A cross-section of 14 Erie County leaders are scheduled to testify before the committee, aiming to compel members of the Pennsylvania Legislature to fix a 2016 decision by the state Supreme Court that has put millions of dollars in slots revenue in jeopardy. 

The Supreme Court ruled on Sept. 28 that the effect of the existing local share assessment on slot machines was unconstitutional because it treats the state’s 12 casinos unequally. A lawsuit filed by Mount Airy Casino argued the assessment violates the state constitution by imposing a heavier tax burden on lower-performing casinos. 

The Supreme Court on Jan. 20 gave legislators until May 26 to create a new local share assessment on gaming. The original deadline was Jan. 23. 

“I think we’ll meet the May deadline. It’s critical we meet it,” said state Rep. Pat Harkins, of Erie, D-1st Dist., the minority chairman of the House Gaming Oversight Committee. “Critical to the different areas that rely on these supporting dollars. Critical to the state Supreme Court that already extended our deadline.”

Tuesday’s 2-hour hearing is scheduled to begin at 10 a.m. inside Room 120 at the Convention Center, 1 Sassafras Pier. The hearing is open for the public to attend, but the speaker list is not open, officials said.

Those scheduled to give testimony include Erie County Executive Kathy Dahlkemper; Perry Wood, executive director of Erie County Gaming Revenue Authority; Nancy Agostine, Summit Township supervisor; John Buchna, executive director of the Erie Downtown Partnership; and Michael Victor, president of Mercyhurst University. 

Dahlkemper and Wood each will have 10 minutes to testify plus a question-and-answer session. Agostine and Erie County Councilman Jay Breneman each will have 5 minutes. The others will each have 3 to 5 minutes to speak at the hearing. 

Presque Isle Downs has paid county government about $11 million each year since it opened in February 2007, with $5.5 million going to the county and $5.5 million to ECGRA. Summit Township also receives roughly $1.2 million annually. 

Wood said there will be a feeling of urgency at Tuesday’s hearing.

“The clock is ticking. We’re feeling the pressure to keep the heat on the Legislature to find a solution that keeps Erie County whole,” Wood said. “I’ve been cautiously optimistic through this entire process that the Legislature will come to a resolution that keeps us whole, but there is no resolution on the table, and we’re not going to slow down for one second.”

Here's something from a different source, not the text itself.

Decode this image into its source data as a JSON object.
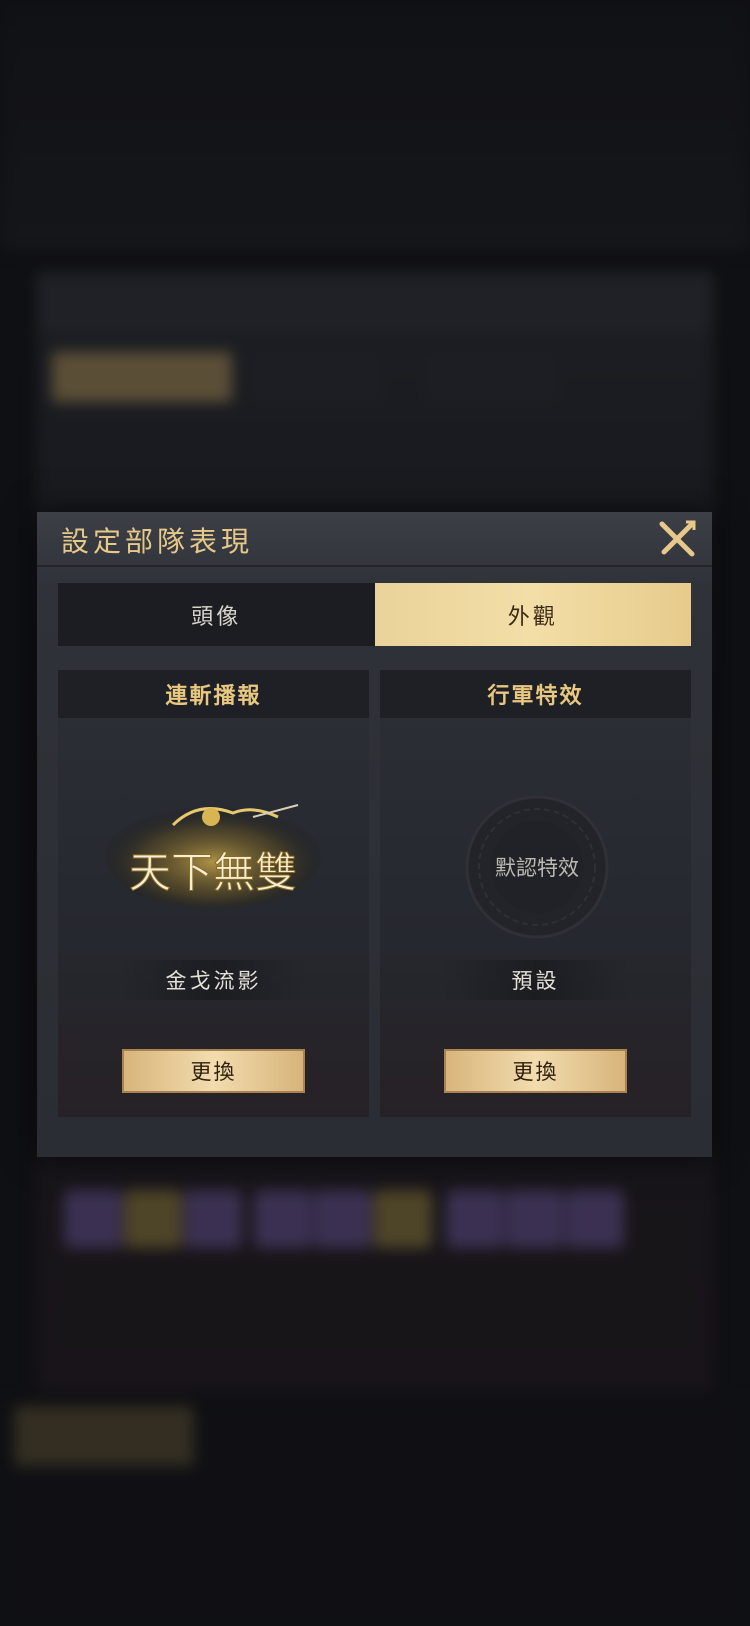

ECGRA needs the same amount of casino revenues the organization has been receiving annually since 2008, Wood said. 

“We need to communicate to leadership in Harrisburg that the withdrawal of these funds from our region has real and serious consequences,” ECGRA’s leader said. “We need to educate them on the impact, and that if this money all goes away, it will have a significant negative ripple effect on our economy.”

Harkins said he “pushed to have this hearing in Erie,” and he is expecting between nine and 14 “very bipartisan” committee members to attend. He said municipalities across Pennsylvania are asking how they can get revenues from gambling. 

“We want to afford local stakeholders the opportunity to weigh in, to tell us how important this funding is and how they use it,” Harkins said. “Hopefully the committee members take the input and mesh that into one good piece of legislation that works for everybody.”

ECGRA has invested $43 million into the region from its share of gambling revenues since 2009, according to Wood, distributing the money through grants and loans to various nonprofits, agencies and area municipalities. 

“Having a designated pot of funding for economic development purposes is so critical for a region like ours,” Wood said. “Where would be without this money? I don’t think we want to find out.”

Gerry Weiss can be reached at 870-1884 or by email. Follow him on twitter at twitter.com/ETNweiss.